__What is being asked__: Please produce a character-exact copy of the listing that follows, omitting all images.

__Input for this task__:
........
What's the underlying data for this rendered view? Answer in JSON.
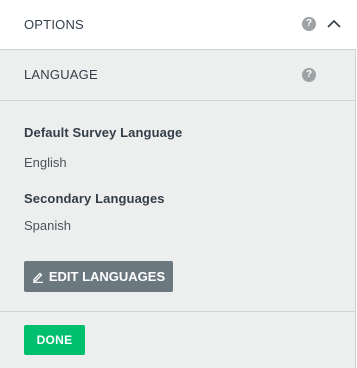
{
  "options": {
    "title": "OPTIONS",
    "help_icon": "?",
    "collapse_icon": "chevron-up-icon"
  },
  "language": {
    "title": "LANGUAGE",
    "help_icon": "?",
    "default_label": "Default Survey Language",
    "default_value": "English",
    "secondary_label": "Secondary Languages",
    "secondary_value": "Spanish",
    "edit_button": "EDIT LANGUAGES",
    "edit_icon": "pencil-icon"
  },
  "actions": {
    "done_label": "DONE"
  },
  "colors": {
    "done_green": "#00bf6f",
    "edit_gray": "#6b787f",
    "panel_bg": "#edeeee",
    "help_icon_gray": "#9da2a5"
  }
}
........
__Solution to this task__:
What's the underlying data for this rendered view? Answer in JSON.
{
  "options": {
    "title": "OPTIONS",
    "help_icon": "?",
    "collapse_icon": "chevron-up-icon"
  },
  "language": {
    "title": "LANGUAGE",
    "help_icon": "?",
    "default_label": "Default Survey Language",
    "default_value": "English",
    "secondary_label": "Secondary Languages",
    "secondary_value": "Spanish",
    "edit_button": "EDIT LANGUAGES",
    "edit_icon": "pencil-icon"
  },
  "actions": {
    "done_label": "DONE"
  },
  "colors": {
    "done_green": "#00bf6f",
    "edit_gray": "#6b787f",
    "panel_bg": "#edeeee",
    "help_icon_gray": "#9da2a5"
  }
}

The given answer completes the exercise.